This has led to some tenants suddenly finding themselves unable to keep up with their utility bills and/or rent payments. In some instances, those tenants face eviction.
The proposed (partial) solution
In order to try and address this problem, CUB (along with Energy CENTS Coalition and Mid-Minnesota Legal Aid) recently signed onto a proposal Xcel filed with the PUC to change the rules surrounding how CSG subscriptions operate. If the PUC accepts the proposal, the amended CSG rules would, essentially, prohibit landlords of multi-unit, multi-metered rental properties from holding CSG subscriptions on behalf of tenants’ apartments. (However, landlords of multi-tenant buildings that have a single utility meter– and thus a single Xcel account for the entire building — would continue to be permitted to hold CSG subscriptions for those properties. Renters would also continue to be able to individually subscribe to CSGs, so long as the Xcel account and CSG subscription are both in the renter’s name.) We believe this would help deter landlords from switching tenant accounts to the landlord’s name in ways that are harmful to certain tenants.

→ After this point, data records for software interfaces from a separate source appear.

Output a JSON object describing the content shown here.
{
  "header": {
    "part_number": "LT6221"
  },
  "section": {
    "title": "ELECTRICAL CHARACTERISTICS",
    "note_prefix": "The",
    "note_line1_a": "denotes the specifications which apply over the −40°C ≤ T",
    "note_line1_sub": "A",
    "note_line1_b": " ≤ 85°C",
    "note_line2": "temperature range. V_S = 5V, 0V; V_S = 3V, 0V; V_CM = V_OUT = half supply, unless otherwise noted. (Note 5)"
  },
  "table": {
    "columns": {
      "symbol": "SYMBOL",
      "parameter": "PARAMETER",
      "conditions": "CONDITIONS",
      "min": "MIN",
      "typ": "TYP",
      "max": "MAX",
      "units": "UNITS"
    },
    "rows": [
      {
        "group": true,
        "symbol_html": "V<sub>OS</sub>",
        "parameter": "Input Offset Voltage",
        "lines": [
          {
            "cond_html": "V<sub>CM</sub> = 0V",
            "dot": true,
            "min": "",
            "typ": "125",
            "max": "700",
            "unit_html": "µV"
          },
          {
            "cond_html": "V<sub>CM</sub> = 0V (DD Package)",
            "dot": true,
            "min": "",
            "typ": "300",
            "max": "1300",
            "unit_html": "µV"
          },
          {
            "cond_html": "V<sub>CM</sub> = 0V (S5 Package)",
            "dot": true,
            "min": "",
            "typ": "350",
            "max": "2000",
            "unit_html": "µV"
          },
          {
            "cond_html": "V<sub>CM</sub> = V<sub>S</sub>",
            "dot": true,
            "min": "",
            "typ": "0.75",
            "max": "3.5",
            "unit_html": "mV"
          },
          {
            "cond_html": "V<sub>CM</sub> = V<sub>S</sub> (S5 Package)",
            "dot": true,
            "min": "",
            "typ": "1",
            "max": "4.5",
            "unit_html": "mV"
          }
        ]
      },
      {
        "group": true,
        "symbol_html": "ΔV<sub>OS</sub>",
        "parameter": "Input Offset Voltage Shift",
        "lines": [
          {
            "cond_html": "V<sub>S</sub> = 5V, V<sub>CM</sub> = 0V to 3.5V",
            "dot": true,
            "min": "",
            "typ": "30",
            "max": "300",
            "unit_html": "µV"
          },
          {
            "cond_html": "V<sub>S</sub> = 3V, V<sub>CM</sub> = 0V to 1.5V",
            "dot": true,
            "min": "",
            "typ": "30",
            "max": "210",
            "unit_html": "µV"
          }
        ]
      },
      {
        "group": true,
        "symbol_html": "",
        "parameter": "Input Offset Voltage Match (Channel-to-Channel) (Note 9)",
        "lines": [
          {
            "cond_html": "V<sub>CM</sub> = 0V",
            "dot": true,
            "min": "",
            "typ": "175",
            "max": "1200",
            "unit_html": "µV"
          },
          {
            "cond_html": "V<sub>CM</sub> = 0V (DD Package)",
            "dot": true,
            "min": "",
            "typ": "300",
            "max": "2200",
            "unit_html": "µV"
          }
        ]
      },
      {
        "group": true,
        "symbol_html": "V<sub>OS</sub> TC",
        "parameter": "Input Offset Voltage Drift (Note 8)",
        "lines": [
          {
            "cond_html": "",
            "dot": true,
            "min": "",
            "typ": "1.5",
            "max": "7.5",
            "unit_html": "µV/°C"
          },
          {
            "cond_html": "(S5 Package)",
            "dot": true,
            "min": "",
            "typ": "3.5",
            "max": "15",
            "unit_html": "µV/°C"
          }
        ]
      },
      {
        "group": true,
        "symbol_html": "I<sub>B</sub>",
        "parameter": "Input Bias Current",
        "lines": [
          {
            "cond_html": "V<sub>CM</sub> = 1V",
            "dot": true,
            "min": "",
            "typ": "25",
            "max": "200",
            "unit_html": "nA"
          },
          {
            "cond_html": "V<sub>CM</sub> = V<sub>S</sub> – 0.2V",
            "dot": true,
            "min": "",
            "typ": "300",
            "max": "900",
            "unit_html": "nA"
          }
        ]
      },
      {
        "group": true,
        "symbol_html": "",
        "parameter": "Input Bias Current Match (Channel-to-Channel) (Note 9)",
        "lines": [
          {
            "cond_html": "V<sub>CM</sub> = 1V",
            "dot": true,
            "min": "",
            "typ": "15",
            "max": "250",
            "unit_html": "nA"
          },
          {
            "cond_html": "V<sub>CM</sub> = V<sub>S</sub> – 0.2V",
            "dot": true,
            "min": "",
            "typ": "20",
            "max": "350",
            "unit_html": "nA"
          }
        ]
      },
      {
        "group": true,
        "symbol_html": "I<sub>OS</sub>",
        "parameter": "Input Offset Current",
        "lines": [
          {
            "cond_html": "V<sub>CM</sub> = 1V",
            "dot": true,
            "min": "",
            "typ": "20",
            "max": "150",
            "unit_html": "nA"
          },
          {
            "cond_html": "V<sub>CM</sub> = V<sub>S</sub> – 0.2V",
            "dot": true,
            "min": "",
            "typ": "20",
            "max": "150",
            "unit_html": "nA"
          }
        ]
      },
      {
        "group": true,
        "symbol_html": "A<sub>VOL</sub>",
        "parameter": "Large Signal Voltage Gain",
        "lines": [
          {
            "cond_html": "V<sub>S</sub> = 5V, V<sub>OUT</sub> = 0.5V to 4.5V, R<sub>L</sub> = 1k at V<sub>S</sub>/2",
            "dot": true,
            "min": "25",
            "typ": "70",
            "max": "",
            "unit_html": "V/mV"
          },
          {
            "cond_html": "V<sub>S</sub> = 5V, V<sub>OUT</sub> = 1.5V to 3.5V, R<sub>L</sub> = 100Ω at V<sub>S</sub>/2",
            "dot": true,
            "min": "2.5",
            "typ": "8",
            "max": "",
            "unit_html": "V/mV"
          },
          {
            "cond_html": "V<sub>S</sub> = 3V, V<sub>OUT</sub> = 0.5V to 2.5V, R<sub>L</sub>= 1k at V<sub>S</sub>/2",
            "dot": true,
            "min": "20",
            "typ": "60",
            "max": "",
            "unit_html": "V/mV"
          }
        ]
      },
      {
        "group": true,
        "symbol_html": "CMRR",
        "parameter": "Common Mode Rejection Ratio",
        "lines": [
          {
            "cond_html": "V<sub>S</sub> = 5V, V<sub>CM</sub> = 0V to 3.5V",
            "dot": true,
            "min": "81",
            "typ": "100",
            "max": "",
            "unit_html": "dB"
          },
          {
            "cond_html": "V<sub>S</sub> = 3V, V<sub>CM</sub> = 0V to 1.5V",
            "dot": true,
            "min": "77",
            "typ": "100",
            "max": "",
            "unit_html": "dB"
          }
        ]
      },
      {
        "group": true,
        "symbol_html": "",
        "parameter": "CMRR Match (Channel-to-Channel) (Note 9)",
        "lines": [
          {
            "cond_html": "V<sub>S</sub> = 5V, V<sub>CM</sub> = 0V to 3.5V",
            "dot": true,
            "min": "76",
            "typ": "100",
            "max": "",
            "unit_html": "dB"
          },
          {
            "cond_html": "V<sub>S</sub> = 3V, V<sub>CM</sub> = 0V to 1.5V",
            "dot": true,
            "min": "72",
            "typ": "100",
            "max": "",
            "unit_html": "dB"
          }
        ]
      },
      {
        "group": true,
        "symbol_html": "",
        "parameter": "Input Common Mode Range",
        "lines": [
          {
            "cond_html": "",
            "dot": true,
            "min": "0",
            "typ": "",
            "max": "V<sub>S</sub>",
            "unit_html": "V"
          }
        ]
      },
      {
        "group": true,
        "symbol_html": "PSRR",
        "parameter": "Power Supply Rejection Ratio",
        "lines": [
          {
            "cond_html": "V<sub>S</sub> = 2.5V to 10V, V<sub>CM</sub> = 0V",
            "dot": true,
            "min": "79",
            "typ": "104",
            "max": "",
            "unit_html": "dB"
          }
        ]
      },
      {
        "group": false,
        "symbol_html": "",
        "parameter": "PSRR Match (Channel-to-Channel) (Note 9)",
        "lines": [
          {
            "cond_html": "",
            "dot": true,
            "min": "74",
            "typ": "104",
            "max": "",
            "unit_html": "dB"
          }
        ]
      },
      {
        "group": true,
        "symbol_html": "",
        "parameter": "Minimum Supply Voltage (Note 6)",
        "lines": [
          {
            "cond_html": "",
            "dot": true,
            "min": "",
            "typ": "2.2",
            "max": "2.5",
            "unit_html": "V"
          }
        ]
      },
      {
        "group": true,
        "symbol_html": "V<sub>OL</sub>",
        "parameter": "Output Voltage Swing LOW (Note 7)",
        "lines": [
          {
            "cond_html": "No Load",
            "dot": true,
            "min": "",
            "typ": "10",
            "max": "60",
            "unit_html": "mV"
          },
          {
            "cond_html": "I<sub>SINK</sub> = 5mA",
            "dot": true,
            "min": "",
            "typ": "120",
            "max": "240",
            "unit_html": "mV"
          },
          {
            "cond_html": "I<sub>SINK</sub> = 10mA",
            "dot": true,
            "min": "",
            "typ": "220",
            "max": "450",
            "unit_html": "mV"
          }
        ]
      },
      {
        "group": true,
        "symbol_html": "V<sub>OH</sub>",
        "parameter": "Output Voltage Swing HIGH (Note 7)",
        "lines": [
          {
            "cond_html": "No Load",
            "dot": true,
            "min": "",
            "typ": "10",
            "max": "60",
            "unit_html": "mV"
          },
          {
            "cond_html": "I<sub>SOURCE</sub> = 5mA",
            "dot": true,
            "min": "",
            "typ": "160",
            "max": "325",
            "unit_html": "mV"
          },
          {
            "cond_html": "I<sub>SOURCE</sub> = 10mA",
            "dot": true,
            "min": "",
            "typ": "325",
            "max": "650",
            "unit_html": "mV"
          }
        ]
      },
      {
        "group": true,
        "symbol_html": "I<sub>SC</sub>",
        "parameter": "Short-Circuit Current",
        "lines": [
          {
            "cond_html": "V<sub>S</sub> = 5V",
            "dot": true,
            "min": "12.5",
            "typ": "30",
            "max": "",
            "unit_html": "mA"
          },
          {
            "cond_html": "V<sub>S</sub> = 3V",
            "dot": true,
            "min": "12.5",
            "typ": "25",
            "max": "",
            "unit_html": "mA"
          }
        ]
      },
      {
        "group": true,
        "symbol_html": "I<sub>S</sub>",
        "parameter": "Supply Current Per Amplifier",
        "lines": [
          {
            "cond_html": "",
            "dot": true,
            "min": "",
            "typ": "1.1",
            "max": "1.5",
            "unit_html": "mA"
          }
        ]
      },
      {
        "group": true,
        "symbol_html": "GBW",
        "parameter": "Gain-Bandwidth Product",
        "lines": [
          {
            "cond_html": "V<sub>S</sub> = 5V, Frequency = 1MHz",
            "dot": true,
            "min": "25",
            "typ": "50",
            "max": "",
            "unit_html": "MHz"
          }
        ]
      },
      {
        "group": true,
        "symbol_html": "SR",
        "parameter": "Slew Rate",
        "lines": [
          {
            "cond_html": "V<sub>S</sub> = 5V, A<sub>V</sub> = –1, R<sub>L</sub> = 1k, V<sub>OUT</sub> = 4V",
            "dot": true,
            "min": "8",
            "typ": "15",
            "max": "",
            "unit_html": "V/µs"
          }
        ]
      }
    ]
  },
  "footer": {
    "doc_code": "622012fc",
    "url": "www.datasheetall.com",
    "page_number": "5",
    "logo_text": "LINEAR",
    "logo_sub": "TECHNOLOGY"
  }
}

We have received mixed feedback on the proposal. Most (if not all) of those who have responded to the proposal share our concern over low-income renters losing eligibility for energy affordability programs and have expressed interest in helping to address that issue. However, several commenters have expressed strong opposition to the proposed changes to the CSG rules.
One of the main arguments opponents raise is that the proposed CSG rule changes are overly broad. Opponents argue that the rule changes would prevent tenants who want and choose to live in rental units where landlords assume tenants’ utility accounts from enjoying the benefits of CSGs. Several commenters also object to what they see as unfair targeting of the CSG program when the underlying problem (tenants losing eligibility for consumer protections and affordability programs) is not fully addressed merely by making a change to the CSG rules.
While we may not agree with all arguments raised in opposition to the proposal, we are currently working with some who have raised criticisms to better understand their concerns. We are also assessing whether we think amendments to the proposed CSG rule changes may be appropriate. Additionally, we have always known that more actions may be needed. The CSG rule change can be done fairly quickly, and we believe quick action is necessary. But we are talking with others about additional methods of tackling the underlying problem. We, and others interested in this issue, will be filing reply comments on December 6, 2021. We hope that the PUC will schedule a hearing on the proposal soon thereafter.
Keep an eye on our blog for further updates on this issue and, as always, feel free to reach out to us at 651-300-4701 or at firstname.lastname@example.org.